# Goal of the exercise
Skip the pictures, and retype the data below in full, exactly.

[Supplied entries Boundary: Start]

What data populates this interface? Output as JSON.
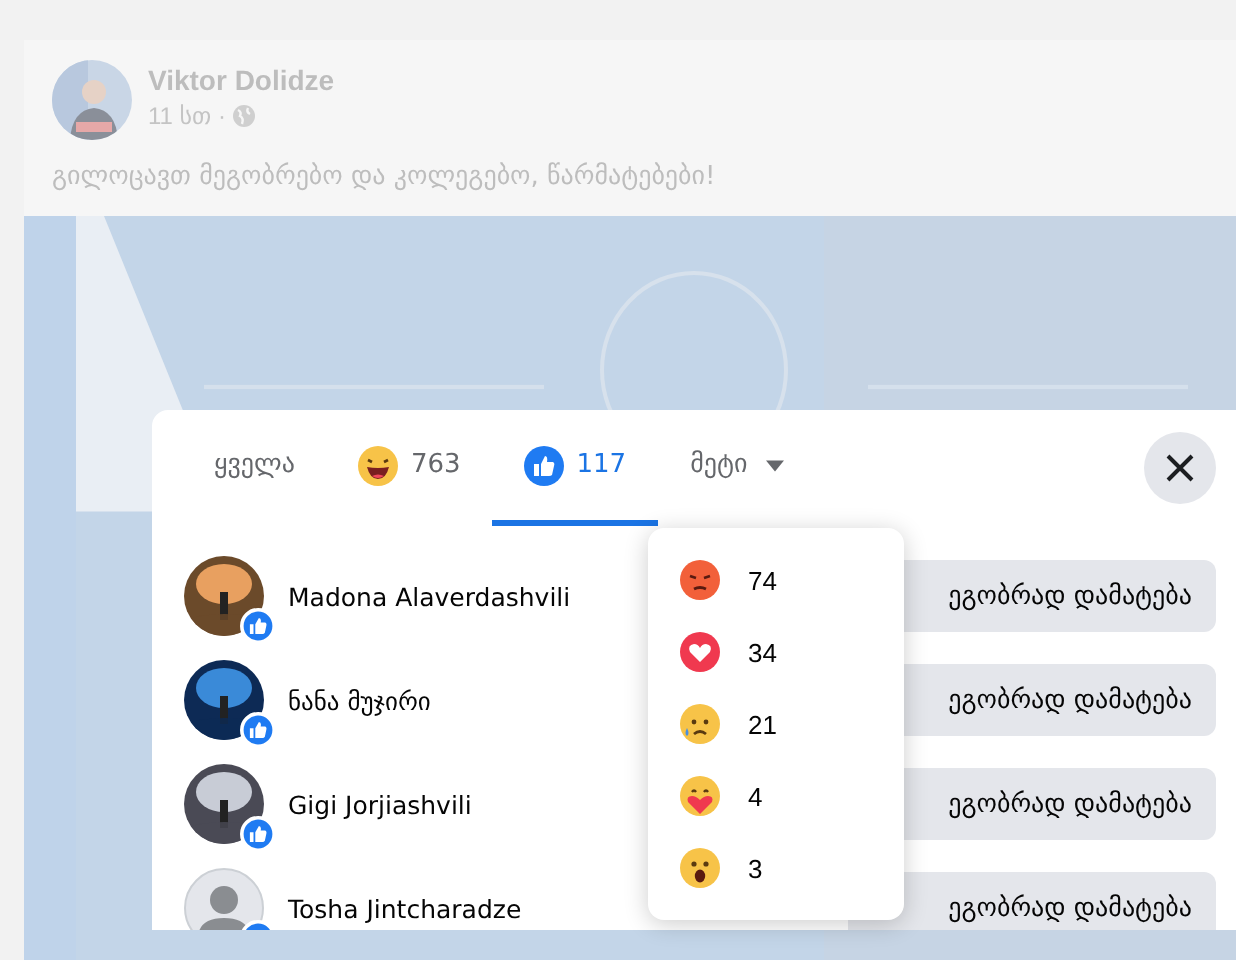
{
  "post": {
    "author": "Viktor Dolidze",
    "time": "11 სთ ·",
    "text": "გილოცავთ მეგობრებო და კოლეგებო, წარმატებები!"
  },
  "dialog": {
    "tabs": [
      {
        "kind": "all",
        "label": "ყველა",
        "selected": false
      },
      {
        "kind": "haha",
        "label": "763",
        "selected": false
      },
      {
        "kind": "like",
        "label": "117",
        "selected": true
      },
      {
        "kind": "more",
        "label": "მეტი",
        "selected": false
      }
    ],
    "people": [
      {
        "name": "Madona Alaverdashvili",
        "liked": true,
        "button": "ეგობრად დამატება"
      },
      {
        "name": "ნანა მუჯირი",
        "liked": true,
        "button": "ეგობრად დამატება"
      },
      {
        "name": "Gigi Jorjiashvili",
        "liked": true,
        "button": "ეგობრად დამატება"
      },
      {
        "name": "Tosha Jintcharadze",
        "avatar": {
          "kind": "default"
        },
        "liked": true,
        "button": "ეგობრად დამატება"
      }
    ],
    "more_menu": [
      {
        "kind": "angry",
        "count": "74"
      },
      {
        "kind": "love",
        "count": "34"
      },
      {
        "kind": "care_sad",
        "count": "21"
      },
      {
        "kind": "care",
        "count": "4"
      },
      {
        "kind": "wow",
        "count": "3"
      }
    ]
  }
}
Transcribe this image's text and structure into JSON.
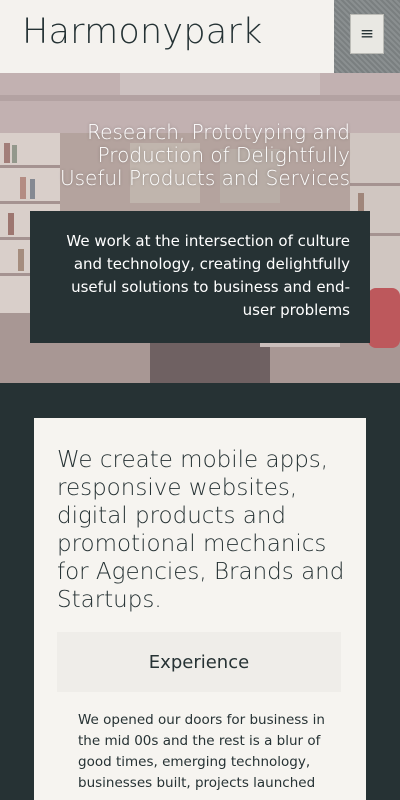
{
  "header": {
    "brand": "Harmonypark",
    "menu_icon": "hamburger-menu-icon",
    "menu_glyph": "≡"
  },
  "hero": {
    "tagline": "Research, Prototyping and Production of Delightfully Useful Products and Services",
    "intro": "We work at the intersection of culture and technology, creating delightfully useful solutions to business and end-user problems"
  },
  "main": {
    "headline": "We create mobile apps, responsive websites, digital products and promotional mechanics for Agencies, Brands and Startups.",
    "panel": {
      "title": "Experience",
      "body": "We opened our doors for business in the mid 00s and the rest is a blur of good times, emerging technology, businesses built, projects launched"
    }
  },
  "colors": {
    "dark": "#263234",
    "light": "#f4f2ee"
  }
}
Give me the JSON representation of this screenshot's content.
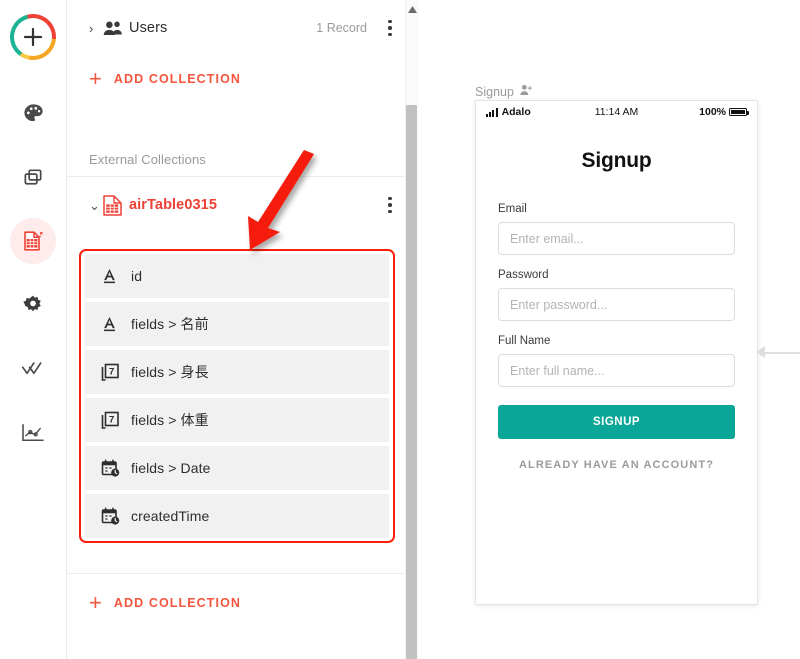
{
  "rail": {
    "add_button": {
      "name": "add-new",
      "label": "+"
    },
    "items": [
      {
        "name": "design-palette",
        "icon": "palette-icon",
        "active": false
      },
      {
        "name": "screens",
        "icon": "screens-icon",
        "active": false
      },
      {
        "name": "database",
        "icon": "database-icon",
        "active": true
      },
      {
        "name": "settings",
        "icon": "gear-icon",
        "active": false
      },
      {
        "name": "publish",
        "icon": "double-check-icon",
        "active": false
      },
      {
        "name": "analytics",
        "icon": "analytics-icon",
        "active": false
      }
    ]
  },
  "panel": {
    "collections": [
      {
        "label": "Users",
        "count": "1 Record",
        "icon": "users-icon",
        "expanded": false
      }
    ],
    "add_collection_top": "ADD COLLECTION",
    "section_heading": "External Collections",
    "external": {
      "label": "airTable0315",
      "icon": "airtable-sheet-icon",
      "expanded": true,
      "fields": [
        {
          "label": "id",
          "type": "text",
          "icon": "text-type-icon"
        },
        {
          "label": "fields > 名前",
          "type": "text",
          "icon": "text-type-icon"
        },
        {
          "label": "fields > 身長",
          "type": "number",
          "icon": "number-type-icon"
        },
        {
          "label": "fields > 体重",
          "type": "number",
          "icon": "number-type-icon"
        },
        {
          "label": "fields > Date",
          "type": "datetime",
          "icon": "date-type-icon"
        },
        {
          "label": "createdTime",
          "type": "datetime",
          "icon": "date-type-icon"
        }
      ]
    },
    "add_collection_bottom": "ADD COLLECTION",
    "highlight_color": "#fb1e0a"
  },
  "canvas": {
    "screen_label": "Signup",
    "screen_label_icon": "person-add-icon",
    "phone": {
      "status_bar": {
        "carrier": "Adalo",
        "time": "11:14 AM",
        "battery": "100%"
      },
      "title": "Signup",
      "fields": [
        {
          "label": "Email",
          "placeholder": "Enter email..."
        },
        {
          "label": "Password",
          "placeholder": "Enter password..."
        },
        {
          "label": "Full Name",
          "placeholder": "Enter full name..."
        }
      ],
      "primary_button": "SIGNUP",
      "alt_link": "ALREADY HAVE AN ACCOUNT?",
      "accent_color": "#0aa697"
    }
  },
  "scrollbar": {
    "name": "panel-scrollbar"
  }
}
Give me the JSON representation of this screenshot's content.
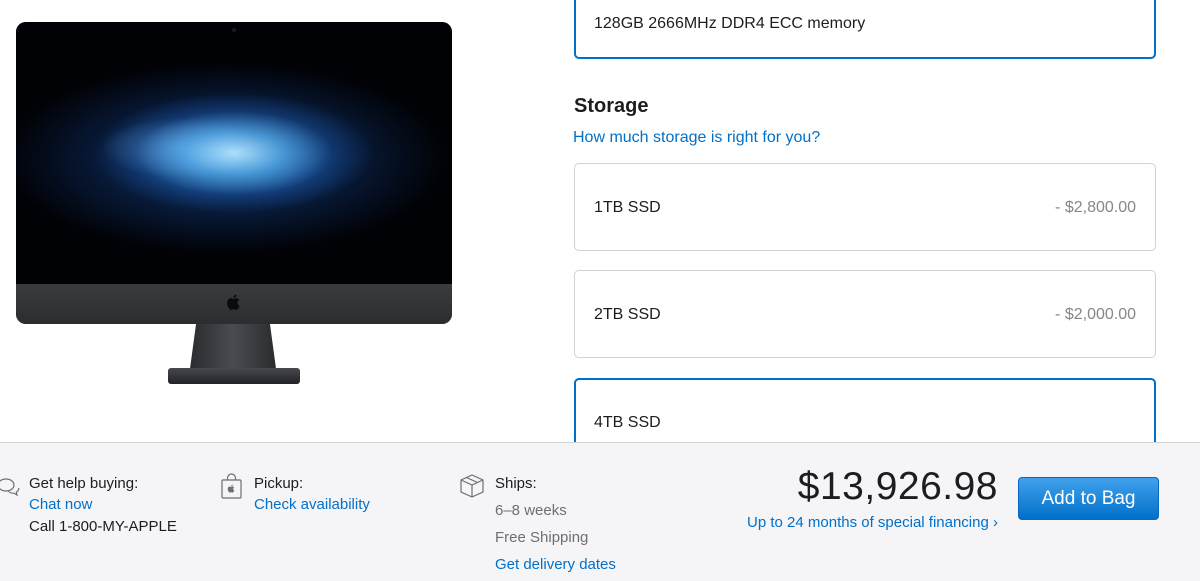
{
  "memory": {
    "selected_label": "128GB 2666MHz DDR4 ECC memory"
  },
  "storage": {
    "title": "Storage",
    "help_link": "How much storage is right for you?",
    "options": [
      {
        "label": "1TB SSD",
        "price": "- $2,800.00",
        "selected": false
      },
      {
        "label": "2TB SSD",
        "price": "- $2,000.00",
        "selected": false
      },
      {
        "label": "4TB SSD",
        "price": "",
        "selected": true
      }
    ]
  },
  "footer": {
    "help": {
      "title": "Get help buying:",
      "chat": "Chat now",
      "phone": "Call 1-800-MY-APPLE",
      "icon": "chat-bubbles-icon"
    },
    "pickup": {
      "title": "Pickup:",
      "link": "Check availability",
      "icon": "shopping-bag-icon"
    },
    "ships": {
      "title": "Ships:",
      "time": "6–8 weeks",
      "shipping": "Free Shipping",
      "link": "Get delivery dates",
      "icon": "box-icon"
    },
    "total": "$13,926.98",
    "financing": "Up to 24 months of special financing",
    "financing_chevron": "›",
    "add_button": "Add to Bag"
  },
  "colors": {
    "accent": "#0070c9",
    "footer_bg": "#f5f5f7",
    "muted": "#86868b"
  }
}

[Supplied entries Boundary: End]

# Solution to this problem
What data populates this interface? Output as JSON.
{
  "post": {
    "author": "Viktor Dolidze",
    "time": "11 სთ ·",
    "text": "გილოცავთ მეგობრებო და კოლეგებო, წარმატებები!"
  },
  "dialog": {
    "tabs": [
      {
        "kind": "all",
        "label": "ყველა",
        "selected": false
      },
      {
        "kind": "haha",
        "label": "763",
        "selected": false
      },
      {
        "kind": "like",
        "label": "117",
        "selected": true
      },
      {
        "kind": "more",
        "label": "მეტი",
        "selected": false
      }
    ],
    "people": [
      {
        "name": "Madona Alaverdashvili",
        "liked": true,
        "button": "ეგობრად დამატება"
      },
      {
        "name": "ნანა მუჯირი",
        "liked": true,
        "button": "ეგობრად დამატება"
      },
      {
        "name": "Gigi Jorjiashvili",
        "liked": true,
        "button": "ეგობრად დამატება"
      },
      {
        "name": "Tosha Jintcharadze",
        "avatar": {
          "kind": "default"
        },
        "liked": true,
        "button": "ეგობრად დამატება"
      }
    ],
    "more_menu": [
      {
        "kind": "angry",
        "count": "74"
      },
      {
        "kind": "love",
        "count": "34"
      },
      {
        "kind": "care_sad",
        "count": "21"
      },
      {
        "kind": "care",
        "count": "4"
      },
      {
        "kind": "wow",
        "count": "3"
      }
    ]
  }
}
Transcribe this image's text and structure into JSON.
{
  "header": {
    "brand": "Harmonypark",
    "menu_icon": "hamburger-menu-icon",
    "menu_glyph": "≡"
  },
  "hero": {
    "tagline": "Research, Prototyping and Production of Delightfully Useful Products and Services",
    "intro": "We work at the intersection of culture and technology, creating delightfully useful solutions to business and end-user problems"
  },
  "main": {
    "headline": "We create mobile apps, responsive websites, digital products and promotional mechanics for Agencies, Brands and Startups.",
    "panel": {
      "title": "Experience",
      "body": "We opened our doors for business in the mid 00s and the rest is a blur of good times, emerging technology, businesses built, projects launched"
    }
  },
  "colors": {
    "dark": "#263234",
    "light": "#f4f2ee"
  }
}
Give me the JSON representation of this screenshot's content.
{
  "rail": {
    "add_button": {
      "name": "add-new",
      "label": "+"
    },
    "items": [
      {
        "name": "design-palette",
        "icon": "palette-icon",
        "active": false
      },
      {
        "name": "screens",
        "icon": "screens-icon",
        "active": false
      },
      {
        "name": "database",
        "icon": "database-icon",
        "active": true
      },
      {
        "name": "settings",
        "icon": "gear-icon",
        "active": false
      },
      {
        "name": "publish",
        "icon": "double-check-icon",
        "active": false
      },
      {
        "name": "analytics",
        "icon": "analytics-icon",
        "active": false
      }
    ]
  },
  "panel": {
    "collections": [
      {
        "label": "Users",
        "count": "1 Record",
        "icon": "users-icon",
        "expanded": false
      }
    ],
    "add_collection_top": "ADD COLLECTION",
    "section_heading": "External Collections",
    "external": {
      "label": "airTable0315",
      "icon": "airtable-sheet-icon",
      "expanded": true,
      "fields": [
        {
          "label": "id",
          "type": "text",
          "icon": "text-type-icon"
        },
        {
          "label": "fields > 名前",
          "type": "text",
          "icon": "text-type-icon"
        },
        {
          "label": "fields > 身長",
          "type": "number",
          "icon": "number-type-icon"
        },
        {
          "label": "fields > 体重",
          "type": "number",
          "icon": "number-type-icon"
        },
        {
          "label": "fields > Date",
          "type": "datetime",
          "icon": "date-type-icon"
        },
        {
          "label": "createdTime",
          "type": "datetime",
          "icon": "date-type-icon"
        }
      ]
    },
    "add_collection_bottom": "ADD COLLECTION",
    "highlight_color": "#fb1e0a"
  },
  "canvas": {
    "screen_label": "Signup",
    "screen_label_icon": "person-add-icon",
    "phone": {
      "status_bar": {
        "carrier": "Adalo",
        "time": "11:14 AM",
        "battery": "100%"
      },
      "title": "Signup",
      "fields": [
        {
          "label": "Email",
          "placeholder": "Enter email..."
        },
        {
          "label": "Password",
          "placeholder": "Enter password..."
        },
        {
          "label": "Full Name",
          "placeholder": "Enter full name..."
        }
      ],
      "primary_button": "SIGNUP",
      "alt_link": "ALREADY HAVE AN ACCOUNT?",
      "accent_color": "#0aa697"
    }
  },
  "scrollbar": {
    "name": "panel-scrollbar"
  }
}
Give me the JSON representation of this screenshot's content.
{
  "memory": {
    "selected_label": "128GB 2666MHz DDR4 ECC memory"
  },
  "storage": {
    "title": "Storage",
    "help_link": "How much storage is right for you?",
    "options": [
      {
        "label": "1TB SSD",
        "price": "- $2,800.00",
        "selected": false
      },
      {
        "label": "2TB SSD",
        "price": "- $2,000.00",
        "selected": false
      },
      {
        "label": "4TB SSD",
        "price": "",
        "selected": true
      }
    ]
  },
  "footer": {
    "help": {
      "title": "Get help buying:",
      "chat": "Chat now",
      "phone": "Call 1-800-MY-APPLE",
      "icon": "chat-bubbles-icon"
    },
    "pickup": {
      "title": "Pickup:",
      "link": "Check availability",
      "icon": "shopping-bag-icon"
    },
    "ships": {
      "title": "Ships:",
      "time": "6–8 weeks",
      "shipping": "Free Shipping",
      "link": "Get delivery dates",
      "icon": "box-icon"
    },
    "total": "$13,926.98",
    "financing": "Up to 24 months of special financing",
    "financing_chevron": "›",
    "add_button": "Add to Bag"
  },
  "colors": {
    "accent": "#0070c9",
    "footer_bg": "#f5f5f7",
    "muted": "#86868b"
  }
}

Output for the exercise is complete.